GANS allows our members and corporate sponsors the ability to post any geo related news or information that they would like to share with the geospatial community.

Use the boxes and formatting tools below to your post news or information. Enter your title into the subject box and the main content into the body box. Then format your message with the tools available in the tool bar above the body box.

When you have finished posting your message, click the 'Post' button to submit your post.

[Note: you must be logged-in to your GANS member account to post information]

Esri Canada: 7 quick tips for elevating your open data

20 Aug 2019 11:11 PM | Deleted user

By Matt Pietryszyn, Esri Canada

I’d like to share a few recommendations on how you can elevate your Open Data portal and increase its usefulness and ensure that the content is widely accessible.

1. Being “as open as possible” is a good step towards maturing your organization and growing your staff’s data literacy while providing ROI for your Open Data initiative. Open your data internally to help grow trust amongst divisions and appreciation for the value of sharing authoritative data across the organization. Show staff inside your organization how to access and share data more often and start to incorporate data into their business processes. Set your organization’s data free!

2. Use existing content on your government website and open the raw data behind it. Don’t forget to “humanize” the data to make it more accessible to everyone (use views, aliases, include metadata) Include good descriptions of data to help users understand it. Coded field headings are too cryptic and could prevent someone from working with your data.
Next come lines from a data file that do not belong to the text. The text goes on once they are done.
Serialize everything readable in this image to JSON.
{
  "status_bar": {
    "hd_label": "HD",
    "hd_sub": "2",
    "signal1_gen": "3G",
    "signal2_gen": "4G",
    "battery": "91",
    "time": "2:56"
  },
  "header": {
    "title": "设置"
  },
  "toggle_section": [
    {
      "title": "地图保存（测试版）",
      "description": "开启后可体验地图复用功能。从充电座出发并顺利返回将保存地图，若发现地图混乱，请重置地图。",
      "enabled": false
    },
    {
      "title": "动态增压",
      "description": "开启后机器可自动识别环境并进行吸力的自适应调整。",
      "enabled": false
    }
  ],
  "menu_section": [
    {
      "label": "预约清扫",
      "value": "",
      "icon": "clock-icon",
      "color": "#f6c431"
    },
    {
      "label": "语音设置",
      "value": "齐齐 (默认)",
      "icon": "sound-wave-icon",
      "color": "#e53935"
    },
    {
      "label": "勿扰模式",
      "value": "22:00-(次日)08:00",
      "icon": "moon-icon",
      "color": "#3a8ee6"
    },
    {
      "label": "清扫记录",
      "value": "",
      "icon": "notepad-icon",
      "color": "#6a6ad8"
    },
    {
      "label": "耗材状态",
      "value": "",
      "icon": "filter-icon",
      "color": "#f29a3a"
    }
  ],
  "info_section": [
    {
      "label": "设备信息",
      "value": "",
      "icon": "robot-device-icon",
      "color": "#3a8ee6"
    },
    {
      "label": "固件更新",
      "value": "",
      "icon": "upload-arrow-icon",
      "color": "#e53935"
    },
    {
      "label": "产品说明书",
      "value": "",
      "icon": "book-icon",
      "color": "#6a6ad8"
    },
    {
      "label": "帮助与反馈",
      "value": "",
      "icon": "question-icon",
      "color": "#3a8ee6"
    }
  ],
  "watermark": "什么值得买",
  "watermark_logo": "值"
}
Use plain language for your table names and fields.

"Humanizing" your data by providing field aliases helps users understand your data and makes it more accessible to a wider audience

"Humanizing" your data by providing field aliases helps users understand your data and makes it more accessible to a wider audience.

3. Consider a Creative Commons license when it comes to sharing. Custom data-sharing licenses can impact who will use your data. It’s difficult for external agencies to read through and agree to various custom licenses, but a Creative Commons license helps to make your data more accessible and available to a wider range of users. Use to define your creative commons license and use the code in your portal to help users find and use data based on creative common licenses.

Providing a Creative Commons license for your open datasets will remove any barriers to potential users that are created by custom open data licenses.

Providing a Creative Commons license for your open datasets will remove any barriers to potential users that are created by custom open data licenses.

4. Create and share personas to help users understand who is accessing open data and who isn’t. What is it that residents want for their communities, and what can they find in open data portals to help? Personas can help you understand what data could be included to help residents take action and collaborate in city-driven initiatives. Include tutorials and examples of data visualizations to help users connect with the data right away, and of course, promote and build awareness for your data portal using the personas and data visualization examples.

5. the release of datasets with corporate strategic plans and initiatives. Work collaboratively with your Communications team to craft and share data-driven stories that help residents connect with the strategic priorities of your organization.

6. Publish in open formats (WMS, WFS and WCS) and federate your data with CKAN by providing your data in the DCAT specification to allow for Open Source data portals to harvest and reshare your data for a broader reach. Make sure your metadata is accurate and current.

7. Participate in collaborative programs such as the Community Map of Canada– a national web basemap with authoritative and current data. This basemap is updated daily and it can power your enterprise applications with authoritative data that doesn’t end at your city’s boundary. By sharing your spatial data, you can help build this basemap and in return, have access to more and improved quality of data.

These seven tips are just a few among many best practices that you can leverage to build a stellar Open Data portal that helps your organization connect, engage and collaborate within and outside of your organization. Remember that opening your data is one big leap towards achieving your organization’s goal of digital transformation and towards becoming a smart and resilient city.


Here are some resources that can help you along the way:

If you would like more information on how to get started with ArcGIS Open Data, don’t hesitate to contact me at [email protected].

About the Author

Matt Pietryszyn is the Municipal Industry Manager for Esri Canada. He has over 15 years’ experience working in the public sector, helping municipalities unlock the potential in their location platforms. While advising municipalities on modernizing their business processes and building innovative GIS solutions is a passion of Matt's, he is also an advocate for sharing Open Data and promoting active community engagement.

Check out the Geomatics Association of Nova Scotia Sponsors map

© Geomatics Association of Nova Scotia (GANS) - PO Box 961, Halifax, NS, B3J 2V9

Help us promote Geomatics in Nova Scotia by joining us in the following social media groups:

Follow The Geomatics Association of Nova Scotia (GANS) on Twitter Join The Geomatics Association of Nova Scotia (GANS) on Google+ Join The Geomatics Association of Nova Scotia (GANS) on FaceBook Join the The Geomatics Association of Nova Scotia (GANS) LinkedIn group add GANS news to your website via our RSS feed

Website design and management of Geomatics Association of Nova Scotia courtesy of tmackinnon

Powered by Wild Apricot Membership Software